- generally approved; usually regarded as normal, right, etc.: an accepted pronunciation of a word; an accepted theory.
Origin of accepted
- to take or receive (something offered); receive with approval or favor: to accept a present; to accept a proposal.
- to agree or consent to; accede to: to accept a treaty; to accept an apology.
- to respond or answer affirmatively to: to accept an invitation.
- to undertake the responsibility, duties, honors, etc., of: to accept the office of president.
- to receive or admit formally, as to a college or club.
- to accommodate or reconcile oneself to: to accept the situation.
- to regard as true or sound; believe: to accept a claim; to accept Catholicism.
- to regard as normal, suitable, or usual.
- to receive as to meaning; understand.
- Commerce. to acknowledge, by signature, as calling for payment, and thus to agree to pay, as a draft.
- (in a deliberative body) to receive as an adequate performance of the duty with which an officer or a committee has been charged; receive for further action: The report of the committee was accepted.
- to receive or contain (something attached, inserted, etc.): This socket won't accept a three-pronged plug.
- to receive (a transplanted organ or tissue) without adverse reaction.Compare reject(def 7).
- to accept an invitation, gift, position, etc. (sometimes followed by of).
Origin of accept
1350–1400; Middle English accepten < Middle French accepter < Latin acceptare, equivalent to ac- ac- + -cep- take, combining form of cap- + -t- frequentative suffix
SynonymsSee more synonyms for accept on Thesaurus.com
2. concede. 7. acknowledge.
The verbs accept and except are sometimes confused because of their similar pronunciations, especially in rapid speech. Accept means “to take or receive” ( I accept this trophy ), while except means “to exclude” ( Certain types of damage are excepted from coverage in this insurance policy ).

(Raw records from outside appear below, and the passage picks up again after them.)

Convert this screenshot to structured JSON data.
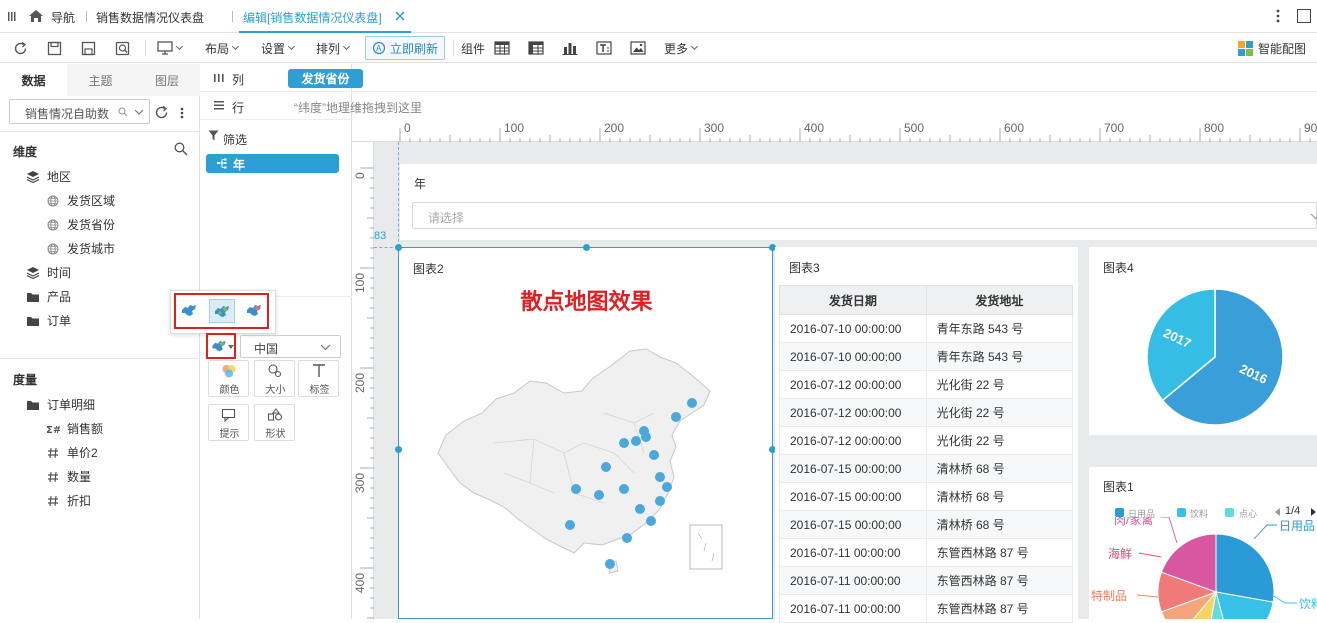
{
  "tabbar": {
    "nav_label": "导航",
    "tab1": "销售数据情况仪表盘",
    "tab2": "编辑[销售数据情况仪表盘]"
  },
  "toolbar": {
    "layout": "布局",
    "settings": "设置",
    "arrange": "排列",
    "refresh": "立即刷新",
    "components": "组件",
    "more": "更多",
    "smart": "智能配图"
  },
  "left": {
    "tabs": [
      "数据",
      "主题",
      "图层"
    ],
    "dataset": "销售情况自助数",
    "dim_title": "维度",
    "dims": [
      {
        "label": "地区",
        "level": 0,
        "icon": "layers"
      },
      {
        "label": "发货区域",
        "level": 1,
        "icon": "globe"
      },
      {
        "label": "发货省份",
        "level": 1,
        "icon": "globe"
      },
      {
        "label": "发货城市",
        "level": 1,
        "icon": "globe"
      },
      {
        "label": "时间",
        "level": 0,
        "icon": "layers"
      },
      {
        "label": "产品",
        "level": 0,
        "icon": "folder"
      },
      {
        "label": "订单",
        "level": 0,
        "icon": "folder"
      }
    ],
    "measure_title": "度量",
    "measures": [
      {
        "label": "订单明细",
        "level": 0,
        "icon": "folder"
      },
      {
        "label": "销售额",
        "level": 1,
        "icon": "hash-sum"
      },
      {
        "label": "单价2",
        "level": 1,
        "icon": "hash"
      },
      {
        "label": "数量",
        "level": 1,
        "icon": "hash"
      },
      {
        "label": "折扣",
        "level": 1,
        "icon": "hash"
      }
    ]
  },
  "middle": {
    "col_label": "列",
    "col_chip": "发货省份",
    "row_label": "行",
    "row_hint": "“纬度”地理维拖拽到这里",
    "filter_label": "筛选",
    "filter_chip": "年",
    "map_select": "中国",
    "props": [
      "颜色",
      "大小",
      "标签",
      "提示",
      "形状"
    ]
  },
  "ruler": {
    "h_ticks": [
      "0",
      "100",
      "200",
      "300",
      "400",
      "500",
      "600",
      "700",
      "800",
      "900"
    ],
    "v_ticks": [
      "0",
      "100",
      "200",
      "300",
      "400"
    ],
    "marker": "83"
  },
  "filter_card": {
    "title": "年",
    "placeholder": "请选择"
  },
  "chart2": {
    "title": "图表2",
    "heading": "散点地图效果"
  },
  "chart3": {
    "title": "图表3",
    "headers": [
      "发货日期",
      "发货地址"
    ],
    "rows": [
      [
        "2016-07-10 00:00:00",
        "青年东路 543 号"
      ],
      [
        "2016-07-10 00:00:00",
        "青年东路 543 号"
      ],
      [
        "2016-07-12 00:00:00",
        "光化街 22 号"
      ],
      [
        "2016-07-12 00:00:00",
        "光化街 22 号"
      ],
      [
        "2016-07-12 00:00:00",
        "光化街 22 号"
      ],
      [
        "2016-07-15 00:00:00",
        "清林桥 68 号"
      ],
      [
        "2016-07-15 00:00:00",
        "清林桥 68 号"
      ],
      [
        "2016-07-15 00:00:00",
        "清林桥 68 号"
      ],
      [
        "2016-07-11 00:00:00",
        "东管西林路 87 号"
      ],
      [
        "2016-07-11 00:00:00",
        "东管西林路 87 号"
      ],
      [
        "2016-07-11 00:00:00",
        "东管西林路 87 号"
      ]
    ]
  },
  "chart4": {
    "title": "图表4",
    "slices": [
      {
        "label": "2016",
        "value": 64,
        "color": "#3a9fd8"
      },
      {
        "label": "2017",
        "value": 36,
        "color": "#35bde6"
      }
    ]
  },
  "chart1": {
    "title": "图表1",
    "legend": [
      "日用品",
      "饮料",
      "点心"
    ],
    "pager": "1/4",
    "labels": [
      "日用品",
      "饮料",
      "肉/家禽",
      "海鲜",
      "特制品"
    ],
    "colors": {
      "daily": "#2b9bd8",
      "drinks": "#38c1e8",
      "snack": "#5fdcdc",
      "meat": "#d9579e",
      "seafood": "#f07a7a",
      "special": "#f6a57a",
      "yellow": "#f8d35e"
    }
  },
  "colors": {
    "accent": "#2e9fd2",
    "red_frame": "#e02020",
    "map_dot": "#4aa8dc",
    "title_red": "#e02020"
  }
}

Dictionary.com Unabridged Based on the Random House Unabridged Dictionary, © Random House, Inc. 2018
Examples from the Web for accepted
Many Jewish women have been accepted as conventional, mainstream hot.Why Was Bess Myerson the First and Last Jewish Miss America?
January 7, 2015
Inquiries will be accepted only via Western Union telegram or rotary phone.The World’s Toughest Political Quiz
December 31, 2014
When everyone is struggling, how much is to be offered to the more destitute, and how much is to be accepted?This Week’s Hot Reads: December 22, 2014
December 22, 2014
And I also read that you were only the second black female director to be accepted into the directing branch of AMPAS.Ava DuVernay on ‘Selma,’ the Racist Sony Emails, and Making Golden Globes History
December 15, 2014
Even his signature instrument, Auto-Tune, has become as accepted an ingredient in hip-hop as the drum machine.Future Makes Us Rethink Everything We Thought We Knew About Rap Artists
December 15, 2014
Mrs. Rushton was pleased with this mark of attention, and after a slight demur, accepted.
He accepted Percival's invitation that afternoon to go down into the Street with him.The Spenders
Harry Leon Wilson
It will not even be a regular history in the accepted sense of the word.Ancient Man
Hendrik Willem van Loon
We accepted his kind invitation to make ourselves his guests while we remained.Explorations in Australia
"Your escort was accepted because you were the first to offer it," said Halbert.
- commonly approved or recognized; customary; established
- to take or receive (something offered)
- to give an affirmative reply toto accept an invitation
- to take on the responsibilities, duties, etc, ofhe accepted office
- to tolerate or accommodate oneself to
- to consider as true or believe in (a philosophy, theory, etc)I cannot accept your argument
- (may take a clause as object) to be willing to grant or believeyou must accept that he lied
- to receive with approval or admit, as into a community, group, etc
- commerce to agree to pay (a bill, draft, shipping document, etc), esp by signing
- to receive as adequate, satisfactory, or valid
- to receive, take, or hold (something applied, inserted, etc)
- (intr sometimes foll by of) archaic to take or receive an offer, invitation, etc
C14: from Latin acceptāre, from ad- to + capere to take
Collins English Dictionary - Complete & Unabridged 2012 Digital Edition © William Collins Sons & Co. Ltd. 1979, 1986 © HarperCollins Publishers 1998, 2000, 2003, 2005, 2006, 2007, 2009, 2012
Word Origin and History for accepted
Online Etymology Dictionary, © 2010 Douglas Harper